(Component data from apps and pages)
:::

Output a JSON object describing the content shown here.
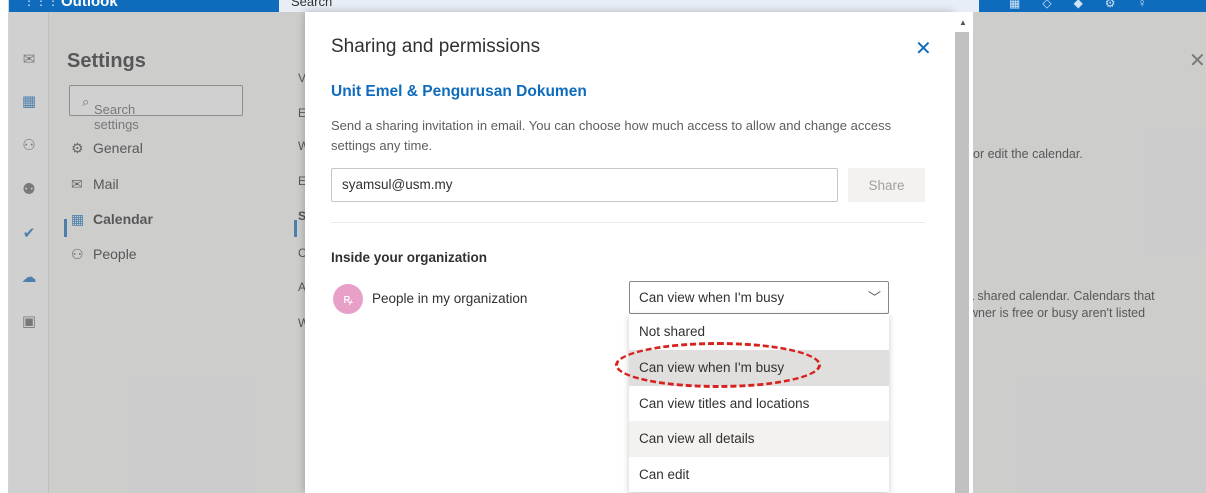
{
  "app": {
    "name": "Outlook",
    "search_placeholder": "Search"
  },
  "rail": {
    "icons": [
      "mail-icon",
      "calendar-icon",
      "people-icon",
      "groups-icon",
      "todo-icon",
      "onedrive-icon",
      "apps-icon"
    ]
  },
  "settings": {
    "title": "Settings",
    "search_placeholder": "Search settings",
    "nav": [
      {
        "label": "General",
        "icon": "gear-icon"
      },
      {
        "label": "Mail",
        "icon": "mail-icon"
      },
      {
        "label": "Calendar",
        "icon": "calendar-icon"
      },
      {
        "label": "People",
        "icon": "people-icon"
      }
    ],
    "sub_nav": [
      "Vie",
      "Eve",
      "We",
      "Eve",
      "Sha",
      "Cu",
      "Acc",
      "Wo"
    ],
    "right_text": {
      "line1": "or edit the calendar.",
      "line2": "a shared calendar. Calendars that",
      "line3": "wner is free or busy aren't listed"
    }
  },
  "modal": {
    "title": "Sharing and permissions",
    "calendar_name": "Unit Emel & Pengurusan Dokumen",
    "description": "Send a sharing invitation in email. You can choose how much access to allow and change access settings any time.",
    "email_value": "syamsul@usm.my",
    "share_label": "Share",
    "section_heading": "Inside your organization",
    "person_label": "People in my organization",
    "selected_permission": "Can view when I'm busy",
    "options": [
      "Not shared",
      "Can view when I'm busy",
      "Can view titles and locations",
      "Can view all details",
      "Can edit"
    ]
  },
  "colors": {
    "accent": "#0f6cbd",
    "annotation": "#d6231f",
    "avatar": "#e8a0c8"
  }
}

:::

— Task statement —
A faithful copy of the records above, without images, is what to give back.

— Answer to this problem —
Output a JSON object describing the content shown here.
{
  "app": {
    "name": "Outlook",
    "search_placeholder": "Search"
  },
  "rail": {
    "icons": [
      "mail-icon",
      "calendar-icon",
      "people-icon",
      "groups-icon",
      "todo-icon",
      "onedrive-icon",
      "apps-icon"
    ]
  },
  "settings": {
    "title": "Settings",
    "search_placeholder": "Search settings",
    "nav": [
      {
        "label": "General",
        "icon": "gear-icon"
      },
      {
        "label": "Mail",
        "icon": "mail-icon"
      },
      {
        "label": "Calendar",
        "icon": "calendar-icon"
      },
      {
        "label": "People",
        "icon": "people-icon"
      }
    ],
    "sub_nav": [
      "Vie",
      "Eve",
      "We",
      "Eve",
      "Sha",
      "Cu",
      "Acc",
      "Wo"
    ],
    "right_text": {
      "line1": "or edit the calendar.",
      "line2": "a shared calendar. Calendars that",
      "line3": "wner is free or busy aren't listed"
    }
  },
  "modal": {
    "title": "Sharing and permissions",
    "calendar_name": "Unit Emel & Pengurusan Dokumen",
    "description": "Send a sharing invitation in email. You can choose how much access to allow and change access settings any time.",
    "email_value": "syamsul@usm.my",
    "share_label": "Share",
    "section_heading": "Inside your organization",
    "person_label": "People in my organization",
    "selected_permission": "Can view when I'm busy",
    "options": [
      "Not shared",
      "Can view when I'm busy",
      "Can view titles and locations",
      "Can view all details",
      "Can edit"
    ]
  },
  "colors": {
    "accent": "#0f6cbd",
    "annotation": "#d6231f",
    "avatar": "#e8a0c8"
  }
}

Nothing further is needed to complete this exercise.